(CNN) -- Thousands gathered in Columbus, Ohio, on Tuesday to protest a Republican-backed proposal that would curtail public workers' bargaining rights and strip their right to strike.
The measure, known as Senate Bill 5, is supported by Republican Gov. John Kasichin and would curb a 1983 Ohio state law that gave collective bargaining rights to public workers.
The near 500-page bill was modified Tuesday with 15 Republican-supported amendments, leaving Democrats to pour over the changes.
The modifications include new measures to settle workplace arbitration, limits on worker vacation and an end to their ability to negotiate health care and automatic pay raises based on seniority.
The amended version would also restore collective bargaining rights on wages, but ban strikes by all public sector workers.
"They just switched the words around a bit," argued Democratic state Sen. Joe Schiavoni. "They say we'll restore your right to bargain and then they take away our biggest bargaining chip -- the right to strike."
The measure would impose fines or terminate employment contracts of striking workers.
Democratic lawmakers called the move union-busting. Their GOP counterparts argue it's necessary to tackle an overreach of union power they consider a road block to serious fiscal reform.
"We're staying focused on reducing the cost of government and making Ohio competitive," said Republican State Sen. Shannon Jones. "The first place to start is with our own budgets."
Last week, Senate Democrats refused to put forth a single amendment to the controversial measure.
"We can't sustain the contracts that have clogged up the arteries of government for the last 30 years," said Jason Mauk, a spokesman for the Ohio Senate Majority Caucus. "We're allowing unions to negotiate terms that should be the employers' decision."
But Democrats argue the process has been flawed.
"They gave us 48 hours to add amendments to a 500-page bill that would have ended collective bargaining.
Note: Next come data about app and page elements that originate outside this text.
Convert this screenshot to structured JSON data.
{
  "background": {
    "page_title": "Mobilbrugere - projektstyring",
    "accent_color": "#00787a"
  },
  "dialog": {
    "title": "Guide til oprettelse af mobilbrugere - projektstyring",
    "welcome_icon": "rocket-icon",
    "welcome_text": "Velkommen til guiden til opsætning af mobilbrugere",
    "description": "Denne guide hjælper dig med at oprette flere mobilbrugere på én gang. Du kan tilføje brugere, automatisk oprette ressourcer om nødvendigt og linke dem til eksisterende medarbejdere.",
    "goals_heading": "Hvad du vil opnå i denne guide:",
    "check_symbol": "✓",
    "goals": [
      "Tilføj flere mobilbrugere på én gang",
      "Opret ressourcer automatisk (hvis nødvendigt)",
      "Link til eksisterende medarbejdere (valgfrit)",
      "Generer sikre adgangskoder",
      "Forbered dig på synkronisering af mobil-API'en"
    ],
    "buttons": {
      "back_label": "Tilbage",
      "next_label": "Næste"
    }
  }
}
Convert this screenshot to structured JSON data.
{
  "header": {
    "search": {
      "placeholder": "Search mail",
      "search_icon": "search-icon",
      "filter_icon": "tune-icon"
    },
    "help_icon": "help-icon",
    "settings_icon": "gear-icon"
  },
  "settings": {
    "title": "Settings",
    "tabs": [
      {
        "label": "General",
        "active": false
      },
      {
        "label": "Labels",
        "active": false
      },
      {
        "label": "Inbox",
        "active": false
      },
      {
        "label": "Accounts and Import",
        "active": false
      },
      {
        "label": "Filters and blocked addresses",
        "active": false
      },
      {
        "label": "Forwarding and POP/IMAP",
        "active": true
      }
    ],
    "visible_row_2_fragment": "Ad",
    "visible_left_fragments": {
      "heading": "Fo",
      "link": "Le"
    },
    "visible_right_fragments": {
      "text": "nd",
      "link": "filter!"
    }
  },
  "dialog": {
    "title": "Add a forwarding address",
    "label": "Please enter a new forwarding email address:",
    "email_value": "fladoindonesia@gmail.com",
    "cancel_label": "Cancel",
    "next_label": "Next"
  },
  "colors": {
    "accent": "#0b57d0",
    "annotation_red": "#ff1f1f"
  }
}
Then they say we've abandoned the legislative process when we don't add amendments," Schiavoni said.
Ohio, often considered a battleground for presidential politics, faces an $8 billion shortfall in the next two-year budget.
Meanwhile, crowds of union supporters -- who last week surrounded the state capitol chanting, "Kill the Bill" -- again filled the city in protest.
The amended bill must first make its way out of the Republican-controlled Insurance, Commerce and Labor Committee, where GOP lawmakers hold 8-4 majority.
But Democratic Senate minority leader, Capri Cafaro, says she believes that Senate President Tom Niehaus will replace at least two Republican lawmakers in effort to cement committee support for the bill and ensure it reaches the Senate floor.
It is unclear if Senate Republicans who, despite their 23-10 majority, have the 17 votes necessary to pass the new measures.
Senate lawmakers are expected to reconvene Wednesday morning at 10a.m. ET.
CNN's Julian Cummings and Deb Feyerick contributed to this report